Collect all lines below with the string "GSTR".
- Opening Delimiter -
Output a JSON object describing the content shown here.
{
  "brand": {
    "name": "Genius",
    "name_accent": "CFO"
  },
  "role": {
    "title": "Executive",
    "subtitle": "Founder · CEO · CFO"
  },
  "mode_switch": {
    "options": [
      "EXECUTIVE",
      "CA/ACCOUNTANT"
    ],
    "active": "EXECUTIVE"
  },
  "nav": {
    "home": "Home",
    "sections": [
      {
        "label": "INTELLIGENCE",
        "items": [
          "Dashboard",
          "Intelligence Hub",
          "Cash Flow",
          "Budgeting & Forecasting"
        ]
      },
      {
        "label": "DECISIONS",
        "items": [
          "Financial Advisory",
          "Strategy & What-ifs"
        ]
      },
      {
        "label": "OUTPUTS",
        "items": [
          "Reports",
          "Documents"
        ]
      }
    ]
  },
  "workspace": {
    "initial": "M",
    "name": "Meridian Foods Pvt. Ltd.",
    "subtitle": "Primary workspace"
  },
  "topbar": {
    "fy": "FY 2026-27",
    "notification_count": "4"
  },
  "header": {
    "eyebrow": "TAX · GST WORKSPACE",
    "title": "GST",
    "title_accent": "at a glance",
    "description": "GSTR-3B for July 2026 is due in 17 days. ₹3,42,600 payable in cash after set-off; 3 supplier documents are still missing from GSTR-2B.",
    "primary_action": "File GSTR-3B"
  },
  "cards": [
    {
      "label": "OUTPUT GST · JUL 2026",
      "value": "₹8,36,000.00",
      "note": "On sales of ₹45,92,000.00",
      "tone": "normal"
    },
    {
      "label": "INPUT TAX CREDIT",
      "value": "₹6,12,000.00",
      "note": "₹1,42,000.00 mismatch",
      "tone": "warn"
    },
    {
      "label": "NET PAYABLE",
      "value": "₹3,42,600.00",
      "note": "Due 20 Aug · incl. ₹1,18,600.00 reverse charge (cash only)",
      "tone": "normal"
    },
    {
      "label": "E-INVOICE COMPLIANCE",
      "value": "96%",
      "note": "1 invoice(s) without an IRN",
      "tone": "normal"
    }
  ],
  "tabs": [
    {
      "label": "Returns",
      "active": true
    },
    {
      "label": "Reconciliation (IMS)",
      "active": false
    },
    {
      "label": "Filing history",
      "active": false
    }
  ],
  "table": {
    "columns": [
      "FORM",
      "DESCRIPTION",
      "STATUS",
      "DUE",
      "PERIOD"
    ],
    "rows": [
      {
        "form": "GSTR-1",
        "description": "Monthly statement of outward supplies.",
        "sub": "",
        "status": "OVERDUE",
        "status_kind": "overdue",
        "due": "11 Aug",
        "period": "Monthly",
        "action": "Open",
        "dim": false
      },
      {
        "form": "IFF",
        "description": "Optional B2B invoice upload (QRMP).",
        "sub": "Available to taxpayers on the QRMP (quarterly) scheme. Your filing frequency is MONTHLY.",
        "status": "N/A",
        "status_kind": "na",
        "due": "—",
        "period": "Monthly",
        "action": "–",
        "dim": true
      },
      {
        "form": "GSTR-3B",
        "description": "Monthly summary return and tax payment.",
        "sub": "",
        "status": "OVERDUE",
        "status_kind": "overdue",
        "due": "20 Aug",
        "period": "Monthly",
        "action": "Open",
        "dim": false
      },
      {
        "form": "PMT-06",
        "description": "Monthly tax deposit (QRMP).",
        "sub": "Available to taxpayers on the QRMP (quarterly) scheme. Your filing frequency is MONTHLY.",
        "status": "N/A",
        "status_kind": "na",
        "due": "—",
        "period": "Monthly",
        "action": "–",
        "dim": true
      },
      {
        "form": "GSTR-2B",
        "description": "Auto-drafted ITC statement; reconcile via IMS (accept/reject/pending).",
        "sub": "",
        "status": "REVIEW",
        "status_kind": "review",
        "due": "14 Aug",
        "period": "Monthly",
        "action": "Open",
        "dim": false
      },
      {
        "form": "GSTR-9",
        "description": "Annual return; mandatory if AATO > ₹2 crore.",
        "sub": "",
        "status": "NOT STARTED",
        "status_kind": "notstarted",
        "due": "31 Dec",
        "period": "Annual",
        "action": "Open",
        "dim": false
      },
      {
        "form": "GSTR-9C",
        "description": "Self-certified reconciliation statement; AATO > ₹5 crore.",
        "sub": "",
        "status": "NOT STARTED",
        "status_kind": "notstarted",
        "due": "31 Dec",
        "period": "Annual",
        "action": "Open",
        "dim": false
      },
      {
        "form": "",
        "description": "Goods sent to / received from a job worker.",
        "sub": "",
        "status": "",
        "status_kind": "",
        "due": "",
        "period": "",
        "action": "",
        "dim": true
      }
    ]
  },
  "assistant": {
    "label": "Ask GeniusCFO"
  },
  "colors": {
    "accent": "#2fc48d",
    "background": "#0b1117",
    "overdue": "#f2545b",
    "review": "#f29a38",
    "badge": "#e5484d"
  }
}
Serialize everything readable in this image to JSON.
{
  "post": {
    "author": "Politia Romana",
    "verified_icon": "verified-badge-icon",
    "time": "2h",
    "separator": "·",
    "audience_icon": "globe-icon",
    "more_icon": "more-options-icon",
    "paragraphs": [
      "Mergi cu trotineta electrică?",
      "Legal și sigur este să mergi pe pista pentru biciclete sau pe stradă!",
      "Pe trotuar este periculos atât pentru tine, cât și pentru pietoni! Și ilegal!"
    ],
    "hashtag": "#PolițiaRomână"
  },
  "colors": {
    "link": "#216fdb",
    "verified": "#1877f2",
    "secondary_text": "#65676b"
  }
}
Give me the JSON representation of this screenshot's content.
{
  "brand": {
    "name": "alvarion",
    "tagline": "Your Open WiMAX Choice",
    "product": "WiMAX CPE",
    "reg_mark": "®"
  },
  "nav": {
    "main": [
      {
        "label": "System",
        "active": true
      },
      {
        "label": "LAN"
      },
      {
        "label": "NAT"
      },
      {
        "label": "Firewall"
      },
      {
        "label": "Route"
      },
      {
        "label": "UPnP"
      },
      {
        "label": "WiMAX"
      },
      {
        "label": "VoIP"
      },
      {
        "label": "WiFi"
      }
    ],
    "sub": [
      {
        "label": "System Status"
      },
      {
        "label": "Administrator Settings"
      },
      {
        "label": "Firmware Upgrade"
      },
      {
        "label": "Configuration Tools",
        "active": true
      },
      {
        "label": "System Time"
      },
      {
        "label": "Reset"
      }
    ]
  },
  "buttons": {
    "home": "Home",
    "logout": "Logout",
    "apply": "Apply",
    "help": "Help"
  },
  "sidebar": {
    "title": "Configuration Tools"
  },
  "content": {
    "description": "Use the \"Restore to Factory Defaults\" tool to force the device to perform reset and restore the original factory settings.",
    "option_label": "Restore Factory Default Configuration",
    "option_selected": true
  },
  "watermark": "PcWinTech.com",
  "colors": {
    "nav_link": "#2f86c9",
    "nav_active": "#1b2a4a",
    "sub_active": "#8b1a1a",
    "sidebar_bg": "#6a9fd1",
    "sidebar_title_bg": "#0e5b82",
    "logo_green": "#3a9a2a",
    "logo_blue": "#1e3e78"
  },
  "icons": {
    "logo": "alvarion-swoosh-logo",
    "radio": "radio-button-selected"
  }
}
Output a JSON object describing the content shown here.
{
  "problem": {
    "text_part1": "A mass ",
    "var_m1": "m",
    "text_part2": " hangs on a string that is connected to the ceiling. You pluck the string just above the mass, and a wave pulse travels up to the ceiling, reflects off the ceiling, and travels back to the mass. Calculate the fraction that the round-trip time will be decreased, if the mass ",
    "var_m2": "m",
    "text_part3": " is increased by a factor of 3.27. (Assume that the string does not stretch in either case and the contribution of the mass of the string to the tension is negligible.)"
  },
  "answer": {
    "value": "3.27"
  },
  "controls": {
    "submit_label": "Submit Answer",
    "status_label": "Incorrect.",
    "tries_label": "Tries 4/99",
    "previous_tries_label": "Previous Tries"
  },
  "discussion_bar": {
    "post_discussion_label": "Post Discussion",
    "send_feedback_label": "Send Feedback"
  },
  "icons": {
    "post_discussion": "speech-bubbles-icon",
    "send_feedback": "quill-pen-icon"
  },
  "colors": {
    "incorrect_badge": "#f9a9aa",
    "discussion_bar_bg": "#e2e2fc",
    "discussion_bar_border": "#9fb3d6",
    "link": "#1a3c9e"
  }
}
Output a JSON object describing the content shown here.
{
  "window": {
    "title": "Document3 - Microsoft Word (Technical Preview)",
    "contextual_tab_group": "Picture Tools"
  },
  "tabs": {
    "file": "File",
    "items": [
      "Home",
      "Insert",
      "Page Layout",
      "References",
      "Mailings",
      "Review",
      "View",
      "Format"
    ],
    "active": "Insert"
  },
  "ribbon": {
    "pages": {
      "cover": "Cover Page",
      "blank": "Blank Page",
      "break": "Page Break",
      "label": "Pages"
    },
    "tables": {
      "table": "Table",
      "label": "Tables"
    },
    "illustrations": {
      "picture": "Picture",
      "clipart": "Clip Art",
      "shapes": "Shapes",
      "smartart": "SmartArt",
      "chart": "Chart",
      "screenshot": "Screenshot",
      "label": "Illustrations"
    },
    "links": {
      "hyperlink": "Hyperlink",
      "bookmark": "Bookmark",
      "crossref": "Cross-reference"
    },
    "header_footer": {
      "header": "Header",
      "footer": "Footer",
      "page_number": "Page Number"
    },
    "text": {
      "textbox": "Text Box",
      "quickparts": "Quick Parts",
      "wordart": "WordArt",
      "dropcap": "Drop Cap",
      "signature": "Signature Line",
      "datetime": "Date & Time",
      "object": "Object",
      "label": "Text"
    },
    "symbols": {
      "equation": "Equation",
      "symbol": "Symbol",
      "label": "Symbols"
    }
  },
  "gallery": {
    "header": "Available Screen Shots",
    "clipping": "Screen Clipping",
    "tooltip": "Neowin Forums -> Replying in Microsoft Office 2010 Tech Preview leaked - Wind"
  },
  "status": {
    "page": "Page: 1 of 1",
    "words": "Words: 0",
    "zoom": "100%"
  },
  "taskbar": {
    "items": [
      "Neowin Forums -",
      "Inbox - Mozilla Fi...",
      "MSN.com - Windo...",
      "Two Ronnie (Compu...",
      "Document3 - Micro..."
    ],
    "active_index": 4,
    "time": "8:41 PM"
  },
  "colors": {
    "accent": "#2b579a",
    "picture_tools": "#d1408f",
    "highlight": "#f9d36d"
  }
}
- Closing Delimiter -
Task response |
    "description": "GSTR-3B for July 2026 is due in 17 days. ₹3,42,600 payable in cash after set-off; 3 supplier documents are still missing from GSTR-2B.",
    "primary_action": "File GSTR-3B"
        "form": "GSTR-1",
        "form": "GSTR-3B",
        "form": "GSTR-2B",
        "form": "GSTR-9",
        "form": "GSTR-9C",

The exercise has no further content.